_What to do_.
Each line that includes "Introduction" must be copied from the records.

_Items listed in a dataset_.
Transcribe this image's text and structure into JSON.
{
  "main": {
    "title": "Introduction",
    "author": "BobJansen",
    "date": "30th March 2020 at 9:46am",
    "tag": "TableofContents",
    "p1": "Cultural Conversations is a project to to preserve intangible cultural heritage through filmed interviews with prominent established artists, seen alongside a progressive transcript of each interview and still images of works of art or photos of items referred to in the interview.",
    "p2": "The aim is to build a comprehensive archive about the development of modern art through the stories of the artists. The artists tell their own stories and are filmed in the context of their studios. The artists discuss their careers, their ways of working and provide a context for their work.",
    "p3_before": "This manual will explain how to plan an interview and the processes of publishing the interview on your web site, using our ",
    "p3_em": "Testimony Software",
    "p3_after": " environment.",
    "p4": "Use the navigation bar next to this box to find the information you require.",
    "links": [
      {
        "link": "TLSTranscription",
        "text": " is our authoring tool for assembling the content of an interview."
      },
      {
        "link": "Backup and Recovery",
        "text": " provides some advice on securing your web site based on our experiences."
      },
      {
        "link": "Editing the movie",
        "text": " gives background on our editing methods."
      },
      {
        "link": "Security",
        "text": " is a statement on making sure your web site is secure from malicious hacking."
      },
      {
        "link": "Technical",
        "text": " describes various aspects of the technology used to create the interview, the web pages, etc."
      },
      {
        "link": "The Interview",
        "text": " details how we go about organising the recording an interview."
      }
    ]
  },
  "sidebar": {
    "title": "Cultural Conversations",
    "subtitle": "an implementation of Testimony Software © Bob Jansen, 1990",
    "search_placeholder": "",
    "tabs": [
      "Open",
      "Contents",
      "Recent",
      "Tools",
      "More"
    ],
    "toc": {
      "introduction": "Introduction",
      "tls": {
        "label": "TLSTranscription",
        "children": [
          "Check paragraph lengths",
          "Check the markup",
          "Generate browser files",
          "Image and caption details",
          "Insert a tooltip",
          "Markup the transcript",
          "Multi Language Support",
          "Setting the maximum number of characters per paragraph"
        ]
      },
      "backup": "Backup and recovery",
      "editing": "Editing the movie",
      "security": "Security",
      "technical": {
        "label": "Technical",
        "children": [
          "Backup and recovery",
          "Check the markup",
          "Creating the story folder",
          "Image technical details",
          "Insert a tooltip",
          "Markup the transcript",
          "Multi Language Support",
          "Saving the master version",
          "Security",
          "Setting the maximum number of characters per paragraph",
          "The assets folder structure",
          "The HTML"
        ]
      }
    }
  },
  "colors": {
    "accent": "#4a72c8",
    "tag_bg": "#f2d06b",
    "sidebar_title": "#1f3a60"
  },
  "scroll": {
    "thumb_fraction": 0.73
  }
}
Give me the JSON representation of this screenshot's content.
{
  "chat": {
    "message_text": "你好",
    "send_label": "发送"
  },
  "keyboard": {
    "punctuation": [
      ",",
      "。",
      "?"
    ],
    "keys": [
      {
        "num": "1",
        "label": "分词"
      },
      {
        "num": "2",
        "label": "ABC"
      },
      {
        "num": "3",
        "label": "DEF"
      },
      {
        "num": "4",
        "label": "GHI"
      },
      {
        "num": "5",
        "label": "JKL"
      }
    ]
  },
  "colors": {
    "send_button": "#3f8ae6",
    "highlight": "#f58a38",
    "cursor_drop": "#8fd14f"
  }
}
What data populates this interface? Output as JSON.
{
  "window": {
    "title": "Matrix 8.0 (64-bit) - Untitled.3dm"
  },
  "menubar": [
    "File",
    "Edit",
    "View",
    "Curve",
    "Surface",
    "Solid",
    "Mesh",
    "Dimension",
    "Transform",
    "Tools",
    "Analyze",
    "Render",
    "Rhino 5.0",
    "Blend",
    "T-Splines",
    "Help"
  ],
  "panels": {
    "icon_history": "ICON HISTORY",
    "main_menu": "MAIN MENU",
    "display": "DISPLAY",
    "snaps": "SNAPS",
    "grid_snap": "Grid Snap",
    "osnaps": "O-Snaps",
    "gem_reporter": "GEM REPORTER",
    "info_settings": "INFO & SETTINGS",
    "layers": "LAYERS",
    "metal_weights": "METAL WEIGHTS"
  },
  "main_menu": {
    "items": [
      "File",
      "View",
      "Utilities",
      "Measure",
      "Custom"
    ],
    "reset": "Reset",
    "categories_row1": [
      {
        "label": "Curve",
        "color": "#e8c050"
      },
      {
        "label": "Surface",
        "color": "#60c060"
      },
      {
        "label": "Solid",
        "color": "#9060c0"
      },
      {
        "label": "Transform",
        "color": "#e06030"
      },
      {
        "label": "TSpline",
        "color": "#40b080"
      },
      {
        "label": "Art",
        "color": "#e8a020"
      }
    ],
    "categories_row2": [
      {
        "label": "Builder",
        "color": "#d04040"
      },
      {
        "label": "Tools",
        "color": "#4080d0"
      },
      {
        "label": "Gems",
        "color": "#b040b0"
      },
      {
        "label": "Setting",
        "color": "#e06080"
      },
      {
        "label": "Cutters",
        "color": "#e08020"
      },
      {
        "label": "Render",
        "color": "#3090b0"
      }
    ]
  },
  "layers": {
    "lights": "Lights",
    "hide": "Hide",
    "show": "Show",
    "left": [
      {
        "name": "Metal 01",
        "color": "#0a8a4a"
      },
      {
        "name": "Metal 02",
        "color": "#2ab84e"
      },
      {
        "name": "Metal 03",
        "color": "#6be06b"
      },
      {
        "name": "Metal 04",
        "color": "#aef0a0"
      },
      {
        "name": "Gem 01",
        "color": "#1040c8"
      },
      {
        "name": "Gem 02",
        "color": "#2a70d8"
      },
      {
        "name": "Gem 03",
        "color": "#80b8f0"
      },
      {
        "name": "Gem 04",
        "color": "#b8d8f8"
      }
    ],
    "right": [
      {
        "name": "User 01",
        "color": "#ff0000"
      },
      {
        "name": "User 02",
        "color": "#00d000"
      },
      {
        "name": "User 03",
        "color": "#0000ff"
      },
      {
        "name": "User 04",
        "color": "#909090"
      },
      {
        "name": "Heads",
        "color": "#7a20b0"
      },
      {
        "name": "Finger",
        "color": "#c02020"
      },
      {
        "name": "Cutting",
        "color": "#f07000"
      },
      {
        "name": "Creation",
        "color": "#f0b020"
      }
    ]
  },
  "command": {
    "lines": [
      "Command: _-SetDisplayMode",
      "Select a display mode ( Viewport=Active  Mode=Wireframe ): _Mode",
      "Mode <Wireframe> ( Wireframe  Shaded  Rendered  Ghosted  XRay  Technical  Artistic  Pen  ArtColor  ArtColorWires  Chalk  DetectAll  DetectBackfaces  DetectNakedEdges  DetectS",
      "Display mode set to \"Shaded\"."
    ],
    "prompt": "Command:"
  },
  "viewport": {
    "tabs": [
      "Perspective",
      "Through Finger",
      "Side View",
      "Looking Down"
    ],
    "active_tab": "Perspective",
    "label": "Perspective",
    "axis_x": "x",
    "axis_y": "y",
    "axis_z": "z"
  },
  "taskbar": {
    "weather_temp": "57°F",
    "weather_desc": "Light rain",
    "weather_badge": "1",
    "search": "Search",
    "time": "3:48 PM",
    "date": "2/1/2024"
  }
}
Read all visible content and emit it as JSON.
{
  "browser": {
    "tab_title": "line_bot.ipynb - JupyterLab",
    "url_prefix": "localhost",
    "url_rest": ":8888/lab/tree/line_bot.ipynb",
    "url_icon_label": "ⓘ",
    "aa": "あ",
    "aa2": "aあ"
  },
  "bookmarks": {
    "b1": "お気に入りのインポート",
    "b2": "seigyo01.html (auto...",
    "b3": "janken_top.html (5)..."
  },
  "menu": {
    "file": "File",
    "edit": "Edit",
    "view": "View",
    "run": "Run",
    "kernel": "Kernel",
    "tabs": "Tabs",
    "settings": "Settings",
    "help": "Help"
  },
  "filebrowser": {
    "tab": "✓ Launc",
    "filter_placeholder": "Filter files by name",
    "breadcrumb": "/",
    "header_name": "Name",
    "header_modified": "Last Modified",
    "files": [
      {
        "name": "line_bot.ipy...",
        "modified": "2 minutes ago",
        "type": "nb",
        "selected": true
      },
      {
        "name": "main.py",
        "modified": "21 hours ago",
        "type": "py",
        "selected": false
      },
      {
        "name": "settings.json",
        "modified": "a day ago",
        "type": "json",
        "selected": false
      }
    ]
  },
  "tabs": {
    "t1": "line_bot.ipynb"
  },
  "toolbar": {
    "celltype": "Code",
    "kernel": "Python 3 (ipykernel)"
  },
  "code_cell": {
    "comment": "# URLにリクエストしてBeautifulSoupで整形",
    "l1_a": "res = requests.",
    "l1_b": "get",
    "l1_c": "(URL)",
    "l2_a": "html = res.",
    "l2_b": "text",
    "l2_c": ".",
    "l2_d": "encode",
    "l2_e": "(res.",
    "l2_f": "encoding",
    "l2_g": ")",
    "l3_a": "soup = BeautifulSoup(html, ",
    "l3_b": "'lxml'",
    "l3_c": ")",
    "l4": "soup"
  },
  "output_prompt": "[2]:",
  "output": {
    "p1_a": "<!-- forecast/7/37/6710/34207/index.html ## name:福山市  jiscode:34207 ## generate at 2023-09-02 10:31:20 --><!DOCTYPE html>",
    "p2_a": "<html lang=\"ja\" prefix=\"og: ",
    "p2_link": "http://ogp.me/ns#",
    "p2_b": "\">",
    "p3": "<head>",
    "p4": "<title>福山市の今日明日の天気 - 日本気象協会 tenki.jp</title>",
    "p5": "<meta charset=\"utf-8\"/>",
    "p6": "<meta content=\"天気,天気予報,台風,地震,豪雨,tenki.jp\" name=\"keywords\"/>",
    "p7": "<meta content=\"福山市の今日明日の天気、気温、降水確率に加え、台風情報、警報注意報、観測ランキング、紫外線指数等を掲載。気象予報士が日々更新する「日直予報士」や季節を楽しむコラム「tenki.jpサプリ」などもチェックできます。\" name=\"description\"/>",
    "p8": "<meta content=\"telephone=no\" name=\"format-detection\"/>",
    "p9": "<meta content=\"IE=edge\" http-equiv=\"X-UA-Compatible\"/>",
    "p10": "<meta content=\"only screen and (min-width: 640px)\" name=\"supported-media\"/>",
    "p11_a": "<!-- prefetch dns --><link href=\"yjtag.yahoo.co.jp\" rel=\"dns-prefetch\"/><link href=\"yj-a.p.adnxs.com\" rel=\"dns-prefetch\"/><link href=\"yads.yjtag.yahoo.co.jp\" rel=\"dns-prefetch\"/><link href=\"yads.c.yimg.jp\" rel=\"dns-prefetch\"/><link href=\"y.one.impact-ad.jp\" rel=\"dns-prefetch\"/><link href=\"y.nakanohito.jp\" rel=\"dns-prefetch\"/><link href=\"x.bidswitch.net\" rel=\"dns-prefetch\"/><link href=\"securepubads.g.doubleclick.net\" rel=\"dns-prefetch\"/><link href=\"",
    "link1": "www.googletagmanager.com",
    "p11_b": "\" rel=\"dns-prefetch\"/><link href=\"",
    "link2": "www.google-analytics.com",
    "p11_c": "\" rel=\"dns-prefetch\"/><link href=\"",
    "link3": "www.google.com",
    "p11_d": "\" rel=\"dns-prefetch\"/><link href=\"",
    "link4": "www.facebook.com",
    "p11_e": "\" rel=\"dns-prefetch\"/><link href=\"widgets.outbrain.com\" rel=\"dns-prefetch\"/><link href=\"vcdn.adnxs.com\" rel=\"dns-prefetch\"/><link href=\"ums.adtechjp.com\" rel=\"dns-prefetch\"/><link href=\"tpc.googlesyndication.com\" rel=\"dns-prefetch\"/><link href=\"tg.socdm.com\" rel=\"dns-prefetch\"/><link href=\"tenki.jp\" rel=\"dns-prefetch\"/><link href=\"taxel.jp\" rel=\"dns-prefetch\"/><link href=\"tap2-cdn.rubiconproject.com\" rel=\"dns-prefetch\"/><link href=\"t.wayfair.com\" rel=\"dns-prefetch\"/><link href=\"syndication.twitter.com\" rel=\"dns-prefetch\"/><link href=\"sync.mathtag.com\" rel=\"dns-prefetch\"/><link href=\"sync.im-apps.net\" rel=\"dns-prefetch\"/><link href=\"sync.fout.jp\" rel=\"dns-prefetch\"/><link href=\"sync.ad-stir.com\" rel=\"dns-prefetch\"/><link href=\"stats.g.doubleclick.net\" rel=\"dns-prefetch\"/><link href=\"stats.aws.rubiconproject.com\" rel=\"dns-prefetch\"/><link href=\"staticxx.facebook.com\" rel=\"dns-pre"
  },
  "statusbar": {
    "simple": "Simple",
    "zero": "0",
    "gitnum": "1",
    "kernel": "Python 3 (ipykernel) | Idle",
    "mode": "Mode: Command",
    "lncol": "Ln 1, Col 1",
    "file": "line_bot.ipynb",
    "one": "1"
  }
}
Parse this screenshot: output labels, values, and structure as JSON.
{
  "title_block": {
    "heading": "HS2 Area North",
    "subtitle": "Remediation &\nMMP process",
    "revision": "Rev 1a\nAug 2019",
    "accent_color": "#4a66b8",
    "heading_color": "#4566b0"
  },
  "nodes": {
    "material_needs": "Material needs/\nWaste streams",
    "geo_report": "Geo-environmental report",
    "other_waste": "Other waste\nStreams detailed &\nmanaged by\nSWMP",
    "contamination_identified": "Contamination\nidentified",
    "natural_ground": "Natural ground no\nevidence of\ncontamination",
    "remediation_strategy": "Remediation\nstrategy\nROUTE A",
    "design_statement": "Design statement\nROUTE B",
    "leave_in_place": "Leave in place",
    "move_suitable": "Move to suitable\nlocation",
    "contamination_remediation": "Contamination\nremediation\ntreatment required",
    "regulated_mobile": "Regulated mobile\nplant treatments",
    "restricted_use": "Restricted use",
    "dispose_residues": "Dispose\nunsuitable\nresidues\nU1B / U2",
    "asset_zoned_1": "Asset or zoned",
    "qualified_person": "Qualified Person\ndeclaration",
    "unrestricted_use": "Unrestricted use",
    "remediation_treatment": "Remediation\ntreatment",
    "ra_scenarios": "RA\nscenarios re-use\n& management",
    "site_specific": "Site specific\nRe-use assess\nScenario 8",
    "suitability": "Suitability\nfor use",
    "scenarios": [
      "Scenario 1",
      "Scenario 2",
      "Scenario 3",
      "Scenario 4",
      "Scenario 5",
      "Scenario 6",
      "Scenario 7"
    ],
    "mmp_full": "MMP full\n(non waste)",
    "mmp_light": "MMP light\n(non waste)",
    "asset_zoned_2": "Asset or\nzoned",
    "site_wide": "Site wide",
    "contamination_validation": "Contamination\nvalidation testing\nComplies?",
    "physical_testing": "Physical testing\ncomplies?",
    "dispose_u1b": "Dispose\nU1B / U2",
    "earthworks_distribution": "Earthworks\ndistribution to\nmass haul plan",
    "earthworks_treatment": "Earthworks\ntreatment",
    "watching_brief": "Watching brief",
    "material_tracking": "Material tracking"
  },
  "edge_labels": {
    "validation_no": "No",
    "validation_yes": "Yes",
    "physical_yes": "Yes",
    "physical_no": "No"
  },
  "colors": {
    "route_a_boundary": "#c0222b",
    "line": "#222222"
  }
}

_Your response_.
    "title": "Introduction",
      "introduction": "Introduction",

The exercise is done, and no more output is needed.